This compilation features some of the best of the Blues - both rural and urban - from hotbeds such as Shreveport and Detroit that artists originally laid down for the Ballen Record Company.
Includes liner notes by Chris Smith.
Liner Note Author: Chris Smith .

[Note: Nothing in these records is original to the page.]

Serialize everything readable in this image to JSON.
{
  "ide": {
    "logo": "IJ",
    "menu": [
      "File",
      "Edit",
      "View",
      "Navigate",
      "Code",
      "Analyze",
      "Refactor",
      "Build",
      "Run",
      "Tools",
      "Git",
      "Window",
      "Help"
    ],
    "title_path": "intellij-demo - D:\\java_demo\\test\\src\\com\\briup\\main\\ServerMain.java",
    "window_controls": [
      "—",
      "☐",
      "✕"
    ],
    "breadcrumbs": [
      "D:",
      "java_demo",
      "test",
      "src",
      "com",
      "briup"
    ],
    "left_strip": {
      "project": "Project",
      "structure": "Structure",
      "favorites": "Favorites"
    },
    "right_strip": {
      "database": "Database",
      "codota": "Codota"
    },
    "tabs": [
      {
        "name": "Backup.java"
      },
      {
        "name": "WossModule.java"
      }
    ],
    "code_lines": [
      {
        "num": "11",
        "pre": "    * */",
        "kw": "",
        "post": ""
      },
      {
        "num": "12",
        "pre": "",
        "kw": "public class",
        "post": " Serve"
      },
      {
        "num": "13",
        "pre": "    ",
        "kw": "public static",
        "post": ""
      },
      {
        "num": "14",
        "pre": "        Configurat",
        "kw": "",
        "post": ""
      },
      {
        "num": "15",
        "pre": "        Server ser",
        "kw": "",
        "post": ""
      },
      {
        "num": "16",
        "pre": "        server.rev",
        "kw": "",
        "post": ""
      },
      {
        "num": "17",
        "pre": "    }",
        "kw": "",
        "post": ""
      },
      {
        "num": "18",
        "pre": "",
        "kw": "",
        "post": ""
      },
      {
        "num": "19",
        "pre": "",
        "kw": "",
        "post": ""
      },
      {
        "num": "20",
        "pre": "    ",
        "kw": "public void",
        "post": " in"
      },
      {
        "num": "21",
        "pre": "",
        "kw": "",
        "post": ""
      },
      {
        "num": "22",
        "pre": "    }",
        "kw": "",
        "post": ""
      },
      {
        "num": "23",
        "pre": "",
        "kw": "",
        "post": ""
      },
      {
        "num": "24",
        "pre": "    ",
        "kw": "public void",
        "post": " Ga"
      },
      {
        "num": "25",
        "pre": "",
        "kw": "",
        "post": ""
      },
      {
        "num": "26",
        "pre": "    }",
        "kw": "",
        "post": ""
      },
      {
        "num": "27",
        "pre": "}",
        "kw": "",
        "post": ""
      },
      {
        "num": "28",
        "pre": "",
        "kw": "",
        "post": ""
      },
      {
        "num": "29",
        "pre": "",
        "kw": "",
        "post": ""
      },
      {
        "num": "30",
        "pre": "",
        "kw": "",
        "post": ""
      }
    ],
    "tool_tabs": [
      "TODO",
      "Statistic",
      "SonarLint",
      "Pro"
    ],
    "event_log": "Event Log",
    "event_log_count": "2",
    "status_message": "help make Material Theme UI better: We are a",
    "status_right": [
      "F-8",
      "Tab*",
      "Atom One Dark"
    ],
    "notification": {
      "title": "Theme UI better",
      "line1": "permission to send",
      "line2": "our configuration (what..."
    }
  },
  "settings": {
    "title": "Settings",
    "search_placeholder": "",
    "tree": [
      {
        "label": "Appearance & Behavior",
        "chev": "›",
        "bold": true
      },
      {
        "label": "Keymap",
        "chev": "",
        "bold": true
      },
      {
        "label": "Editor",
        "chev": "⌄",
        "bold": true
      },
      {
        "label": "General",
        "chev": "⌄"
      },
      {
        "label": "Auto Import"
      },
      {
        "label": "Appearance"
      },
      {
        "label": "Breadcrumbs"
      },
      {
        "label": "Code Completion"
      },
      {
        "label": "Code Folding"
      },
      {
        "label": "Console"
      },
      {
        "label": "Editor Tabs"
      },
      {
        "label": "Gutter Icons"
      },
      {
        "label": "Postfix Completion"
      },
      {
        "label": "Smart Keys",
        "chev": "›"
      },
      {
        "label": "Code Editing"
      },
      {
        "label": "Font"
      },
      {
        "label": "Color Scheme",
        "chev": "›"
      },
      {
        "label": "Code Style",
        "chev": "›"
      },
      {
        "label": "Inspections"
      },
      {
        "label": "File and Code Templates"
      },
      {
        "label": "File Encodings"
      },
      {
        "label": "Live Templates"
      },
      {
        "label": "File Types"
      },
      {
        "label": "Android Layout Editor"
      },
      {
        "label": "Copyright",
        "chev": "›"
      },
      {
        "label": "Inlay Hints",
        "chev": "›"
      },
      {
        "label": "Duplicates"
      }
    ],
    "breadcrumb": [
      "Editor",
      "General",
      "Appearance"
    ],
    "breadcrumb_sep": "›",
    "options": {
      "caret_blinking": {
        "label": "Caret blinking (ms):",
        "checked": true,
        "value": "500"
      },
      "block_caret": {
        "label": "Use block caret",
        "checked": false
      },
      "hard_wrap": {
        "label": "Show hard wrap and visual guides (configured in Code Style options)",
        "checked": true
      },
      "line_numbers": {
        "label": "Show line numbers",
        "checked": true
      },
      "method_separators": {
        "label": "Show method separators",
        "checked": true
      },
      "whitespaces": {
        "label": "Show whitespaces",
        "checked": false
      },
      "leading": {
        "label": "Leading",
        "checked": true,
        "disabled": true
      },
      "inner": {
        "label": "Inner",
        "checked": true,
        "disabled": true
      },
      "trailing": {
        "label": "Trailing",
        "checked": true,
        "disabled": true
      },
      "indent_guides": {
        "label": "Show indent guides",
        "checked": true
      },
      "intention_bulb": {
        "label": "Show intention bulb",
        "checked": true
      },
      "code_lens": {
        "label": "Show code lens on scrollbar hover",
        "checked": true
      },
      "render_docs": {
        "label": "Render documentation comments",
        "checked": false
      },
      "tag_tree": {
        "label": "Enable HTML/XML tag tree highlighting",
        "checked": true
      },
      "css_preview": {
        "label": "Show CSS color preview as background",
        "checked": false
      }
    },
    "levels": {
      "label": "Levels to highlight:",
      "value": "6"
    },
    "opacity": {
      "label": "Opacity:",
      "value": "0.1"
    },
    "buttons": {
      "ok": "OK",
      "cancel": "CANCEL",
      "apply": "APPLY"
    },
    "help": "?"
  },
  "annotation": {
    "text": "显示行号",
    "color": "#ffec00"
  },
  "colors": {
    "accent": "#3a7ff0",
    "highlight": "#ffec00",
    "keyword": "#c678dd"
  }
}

From the scratchy, crunchy opening cuts by Houston-based Wright Holmes -- scraping and surging away on his instrument while seemingly improvising a stream-of-consciousness lyric -- this is a killer blues anthology from a totally improbable source. Ivin Ballen's record labels were based in Philadelphia, which was hardly known as a stopover, much less a home for the blues, but he licensed a string of these tracks for use on his own two labels, Gotham and 20th Century (no relation to the movie studio-spawned operation of similar name), and some of the artists represented got their first airings through his efforts. Among the others, Sonny Boy Johnson, heard here in "Quinsella," was very obviously a devotee of John Lee "Sonny Boy" Williamson, and not a bad singer in his own right. Wright Holmes' "Drove Home Blues" shows a man at work who could have been a potential rival to Muddy Waters under the right circumstances, as a singer and guitarist. And Waters's first commercial record release, "Mean Red Spider" (released credited to "James Carter") is another highlight here, featuring the future Chicago blues legend accompanied by alto and soprano sax, no less. The CD contain four bonus tracks, two credited to W. Harris and one each to Eddie Burns and David Pete McKinley -- Harris, whoever he was, was a potential rival to Jimmy Rushing with some superb guitar and piano accompaniment. The sound quality on this release is about what one would expect, from a collection of obscure electric blues sides cut mostly on lacquer masters circa 1947-48, but the producers have done their best to make them sound good to modern ears without compromising the essential musical qualities. The annotation is very thorough, within the narrow limits of what is known about many of these artists. ~ Bruce Eder